JS: We didn’t actively decide to change our sound. If you think it’s not noisy enough, you should turn your volume UP. Ha. There are poppier elements for sure, but there are still some rough sounds in there. The challenge in making rap music with noisy influences is to not get into the rut of just making “loud” and “guns.up” over and over again. Noise isn’t always aggressive and violent, so I think we’re always trying to find a way to incorporate subtle and nuanced noise into the clipping. world.
WH: I don’t think it’s much less noisy. The new intro is the harshest track we’ve released so far. I do agree that we’ve expanded our palette of sounds significantly, including some sounds that are less aggressive than what was on midcity. But at the same time, we were careful to stay within the boundaries we’d established, and draw from the same inspirations. It’s simply that CLPPNG takes slightly less from Pulse Demon, and more from De Natura Sonorum.
Daveed, you’ve displayed some pretty raw technical ability, especially on Taking Off, what inspires you to write such dense raps?
DD: I have always gravitated towards virtuosic music.
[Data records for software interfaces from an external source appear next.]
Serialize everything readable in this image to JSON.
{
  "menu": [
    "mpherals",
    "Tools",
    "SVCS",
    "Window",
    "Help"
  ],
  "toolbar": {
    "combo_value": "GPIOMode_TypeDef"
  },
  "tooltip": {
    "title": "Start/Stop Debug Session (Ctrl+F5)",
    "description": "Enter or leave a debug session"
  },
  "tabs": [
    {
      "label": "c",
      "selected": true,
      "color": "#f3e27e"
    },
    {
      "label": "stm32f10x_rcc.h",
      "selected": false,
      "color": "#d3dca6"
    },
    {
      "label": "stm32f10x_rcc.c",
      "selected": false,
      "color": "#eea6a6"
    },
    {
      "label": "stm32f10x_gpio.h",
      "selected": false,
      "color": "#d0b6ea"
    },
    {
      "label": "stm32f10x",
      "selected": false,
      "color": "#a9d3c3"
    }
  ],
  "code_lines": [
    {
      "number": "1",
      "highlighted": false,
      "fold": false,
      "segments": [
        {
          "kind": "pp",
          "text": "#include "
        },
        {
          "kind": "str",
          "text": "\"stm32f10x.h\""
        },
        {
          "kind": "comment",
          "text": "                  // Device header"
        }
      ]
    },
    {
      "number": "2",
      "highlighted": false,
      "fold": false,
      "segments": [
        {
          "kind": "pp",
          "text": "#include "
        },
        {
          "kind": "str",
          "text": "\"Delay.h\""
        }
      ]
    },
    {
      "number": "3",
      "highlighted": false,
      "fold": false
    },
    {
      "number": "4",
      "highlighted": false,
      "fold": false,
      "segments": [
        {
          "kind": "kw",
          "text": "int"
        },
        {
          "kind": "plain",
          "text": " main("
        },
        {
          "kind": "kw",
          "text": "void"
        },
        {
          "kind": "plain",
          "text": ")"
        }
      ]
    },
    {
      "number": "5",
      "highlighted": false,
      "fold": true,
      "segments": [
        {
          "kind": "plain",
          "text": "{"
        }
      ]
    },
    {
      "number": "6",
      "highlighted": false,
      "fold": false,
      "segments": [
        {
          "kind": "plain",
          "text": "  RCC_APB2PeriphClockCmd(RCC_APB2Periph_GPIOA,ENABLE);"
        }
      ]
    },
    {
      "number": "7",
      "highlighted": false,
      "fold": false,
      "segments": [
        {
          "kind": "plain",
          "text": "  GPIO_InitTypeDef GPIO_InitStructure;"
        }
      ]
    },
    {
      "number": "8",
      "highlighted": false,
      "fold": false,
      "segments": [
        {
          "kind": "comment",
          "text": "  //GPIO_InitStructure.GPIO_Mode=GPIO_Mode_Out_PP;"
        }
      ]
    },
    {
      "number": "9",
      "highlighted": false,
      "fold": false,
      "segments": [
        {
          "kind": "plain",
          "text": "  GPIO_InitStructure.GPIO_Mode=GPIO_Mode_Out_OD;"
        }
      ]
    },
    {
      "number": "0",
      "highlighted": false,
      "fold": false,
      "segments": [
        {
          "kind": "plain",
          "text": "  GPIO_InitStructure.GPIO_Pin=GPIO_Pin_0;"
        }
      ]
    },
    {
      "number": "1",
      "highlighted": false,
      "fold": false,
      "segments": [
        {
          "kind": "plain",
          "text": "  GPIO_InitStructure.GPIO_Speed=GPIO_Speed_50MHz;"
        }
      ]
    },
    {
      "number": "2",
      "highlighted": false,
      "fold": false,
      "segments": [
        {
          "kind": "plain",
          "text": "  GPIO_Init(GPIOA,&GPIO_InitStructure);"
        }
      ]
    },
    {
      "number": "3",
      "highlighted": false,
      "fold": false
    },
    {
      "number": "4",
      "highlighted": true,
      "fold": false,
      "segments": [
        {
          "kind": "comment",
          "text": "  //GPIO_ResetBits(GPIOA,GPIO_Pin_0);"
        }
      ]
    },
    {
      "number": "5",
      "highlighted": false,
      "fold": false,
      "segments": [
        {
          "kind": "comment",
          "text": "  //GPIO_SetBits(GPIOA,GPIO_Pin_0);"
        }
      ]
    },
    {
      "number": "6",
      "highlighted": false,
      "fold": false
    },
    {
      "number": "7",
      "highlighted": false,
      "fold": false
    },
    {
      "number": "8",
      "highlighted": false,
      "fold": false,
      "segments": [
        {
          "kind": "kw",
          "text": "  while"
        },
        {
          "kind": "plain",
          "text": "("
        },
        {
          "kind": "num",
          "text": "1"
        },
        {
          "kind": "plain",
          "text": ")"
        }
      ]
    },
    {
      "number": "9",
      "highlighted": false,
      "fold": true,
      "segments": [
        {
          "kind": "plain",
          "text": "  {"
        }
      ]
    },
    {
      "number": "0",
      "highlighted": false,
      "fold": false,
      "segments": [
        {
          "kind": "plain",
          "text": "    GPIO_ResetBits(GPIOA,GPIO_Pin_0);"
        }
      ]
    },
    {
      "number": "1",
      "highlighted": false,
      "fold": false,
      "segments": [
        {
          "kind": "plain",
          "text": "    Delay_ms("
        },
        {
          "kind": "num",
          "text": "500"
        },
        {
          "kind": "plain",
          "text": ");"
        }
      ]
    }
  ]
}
So I tend to try and push myself in that direction whenever I can. I’ve always loved rap music that continues to reveal itself more to you each time you listen. I like songs that can be enjoyed on multiple levels. Shit that I can slap in my car and nod my head to, but also geek out on when I’m listening on headphones. But really this project is all about writing things that are serving the concept and the incredible sound beds I’m getting to work with. Despite how much referencing and citation we do, Bill and Jonathan really do at times create things that there is no precedent for. Taking Off was one of those for me. It needed something that was as technically challenging as the music.
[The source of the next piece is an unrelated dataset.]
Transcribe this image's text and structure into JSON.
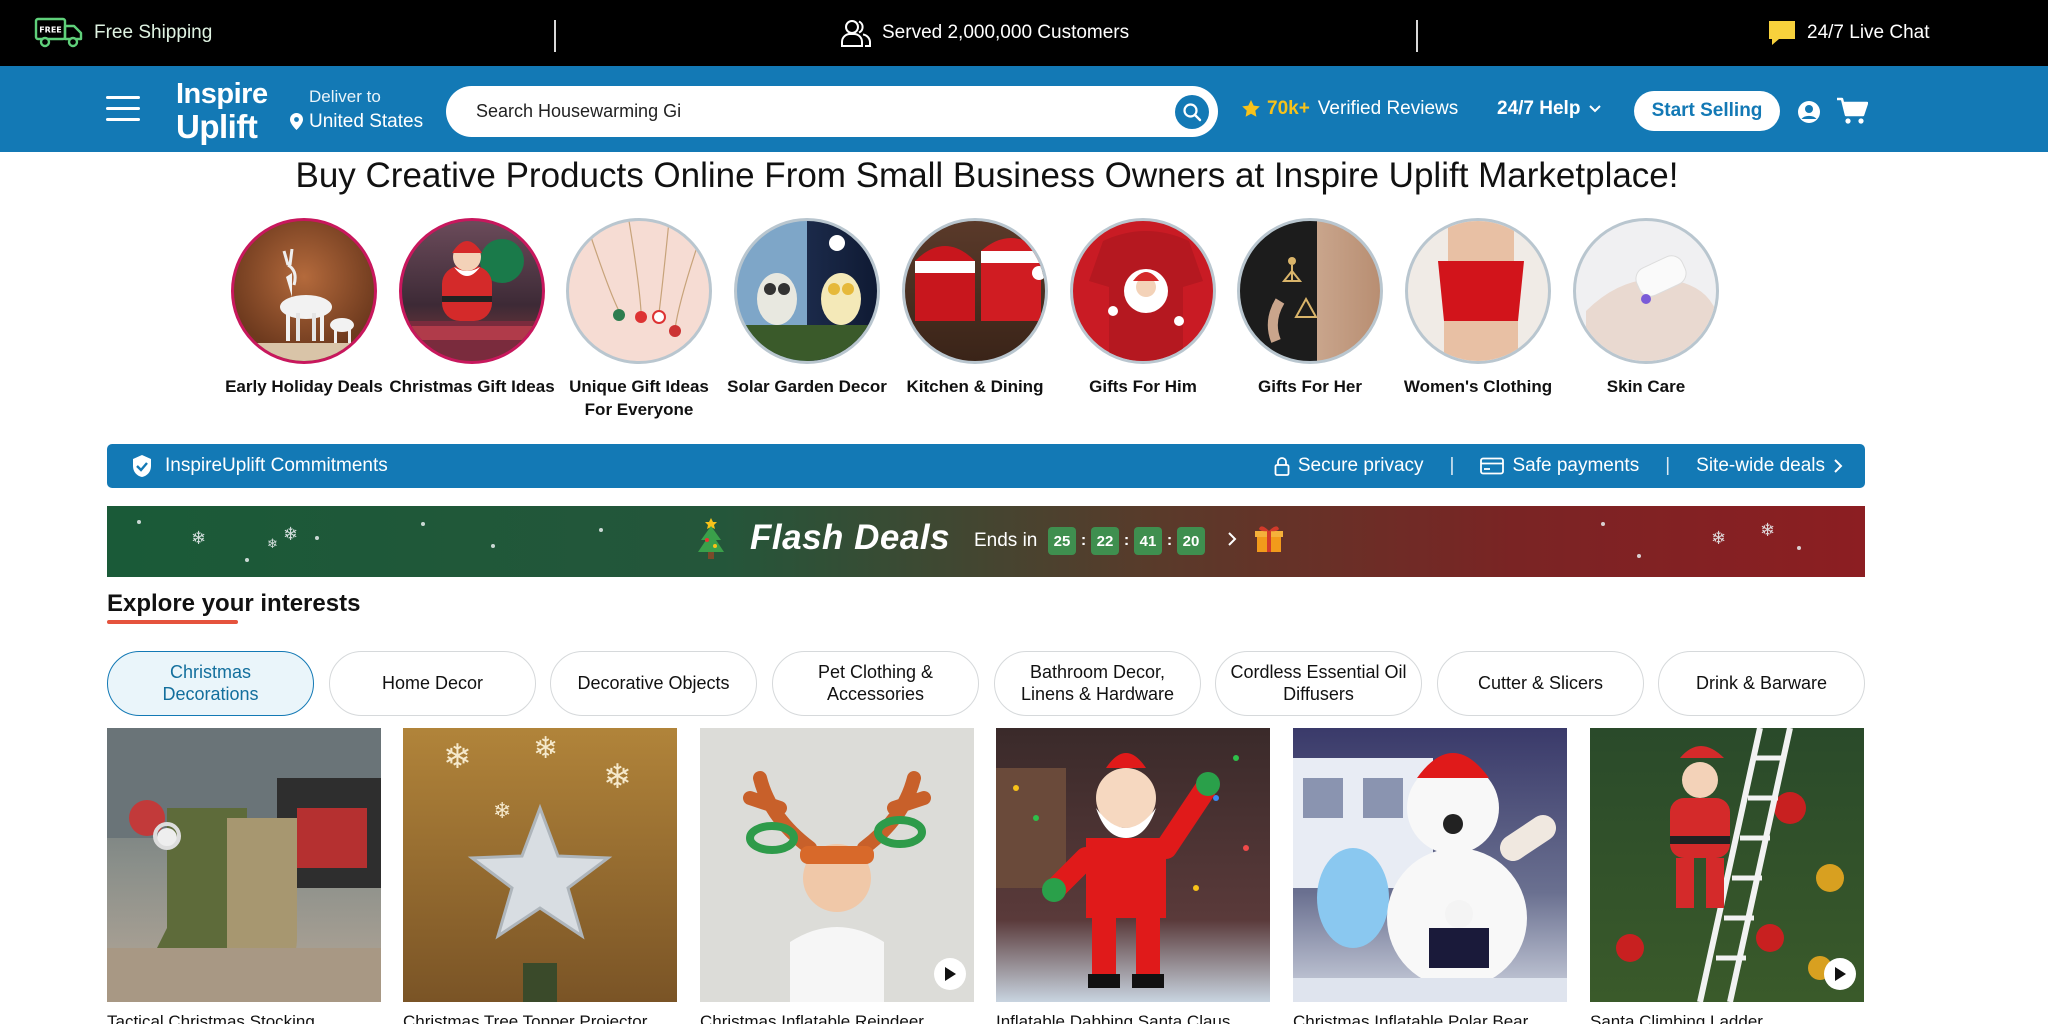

I know you have gained some festival slots for 2014, is an album tour imminent, and what are your plans for the near future?
JS: We’ve just done a remix for our friends Youth Code, and we’re working on more recordings. We’ve got a lot more shows planned for 2014 scattered around.
Your shows are renowned for being especially intimate, do you believe this will change as clipping. moves forward?
JS: Are they? I guess I’d never heard that. The second we have some money to spend on the live show, I’ve got all kinds of crazy ideas for props and lights and video. Daveed’s gonna have so many costume changes.
DD: Yeah. The clipping. dancers I’m grooming right now are really incredible.
What has been the craziest thing to happen at a show so far?
DD: Honestly, for me the craziest thing is being overseas and having people in the front row rapping along with me. It blows my mind that people who didn’t even grow up speaking the same language as me know the words to our songs. It’s humbling. But that’s not what you’re looking for. The craziest show for me thus far was the house party we played in Salt Lake City with this band Black Cum. I don’t even think I can describe most of what went on without incriminating myself and others. But it was the most irresponsible night I’ve experienced in a long time. Several people were drop kicked. I was pretty certain the house we were playing in was going to burn down. And the evening totally reshaped everything I’ve ever believed about Salt Lake. That place is no joke.
Who have you been listening to in recently and who else is going to blow up this year?
JS: Svey. Signor Benedick the Moor. Youth Code. Twin Braids.
DD: Cocc Pistol Cree, Jonathan Finlayson, and this next one there is no reason to shout out and he certainly isn’t up and coming but I can’t get enough of that new 2 Chainz mixtape.
WH: Pharmakon made my favorite record from last year. The new Hong Chulki/Ryu Hankil disc on Erstwhile rules. Other than that, it’s been a lot of rap mixtapes and harsh noise cassettes. Oh and early Detroit techno.
Finally, why did you curate a Spotify playlist of porn sounds and which was your favourite one?
WH: Because we were being bratty, I guess. But Jonathan and I are both sound designers and when I stumbled over all those recordings one day, we couldn’t help but be totally fascinated.
Cheers guys, have a good one!